Oh, and for what it's worth, I love all these films.

Tuesday, March 2, 2010

My Life in Anamorphic Widescreen: Contempt (Jean-Luc Godard, 1963)

As much as I am absolutely head-over-heels for going out to the theater, I've almost certainly seen the majority of the movies I've seen on DVD or Blu-Ray in the comfort of my own home. With home theater technology where it is, it's hardly the sacrifice it once was, but I'm slowly coming to terms with the idea that these discs are our cinema. My DVD/Blu-Ray reviews are thus less a standard home theater review, broken into parts analyzing the film itself, the image and audio quality, and the supplements separately, but rather looking at how those elements come together to give us a complete idea of the film in question, and further, of cinema itself.

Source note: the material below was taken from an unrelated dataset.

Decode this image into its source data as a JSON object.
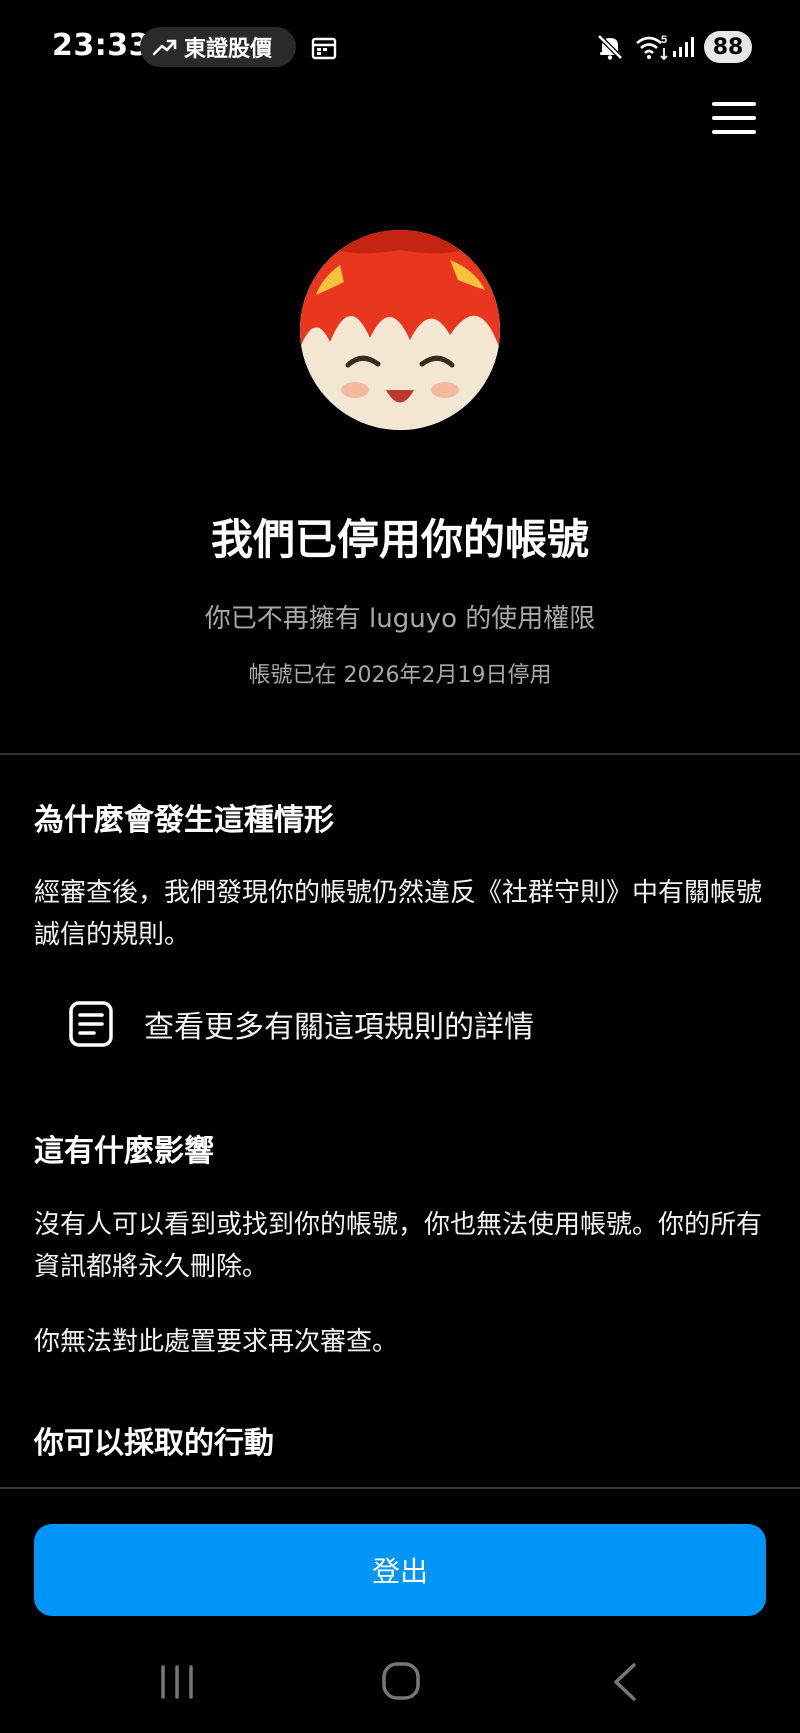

When I first saw what many posit as Jean-Luc Godard's masterpiece, I had no idea what I was in for. The description offered on the Criterion Collection disc, the best option at the time for seeing this thing, played up the film industry satire element. Obviously that's in the film (far more dispiriting than most satire, I might add), but then out of nowhere you get over a half an hour, trapped inside an apartment, watching the breakdown of a marriage.

This, of course, is what Contempt is REALLY about.

Monday, March 1, 2010

Watch THIS Instantly: The Girl Can't Help It (Frank Tashlin, 1956)

Netflix Instant Watch is one of the greatest things to ever exist...ever. This is a series looking at some movies that are available through this fine service right now. 


With an image like that, how can you NOT click for more after the jump?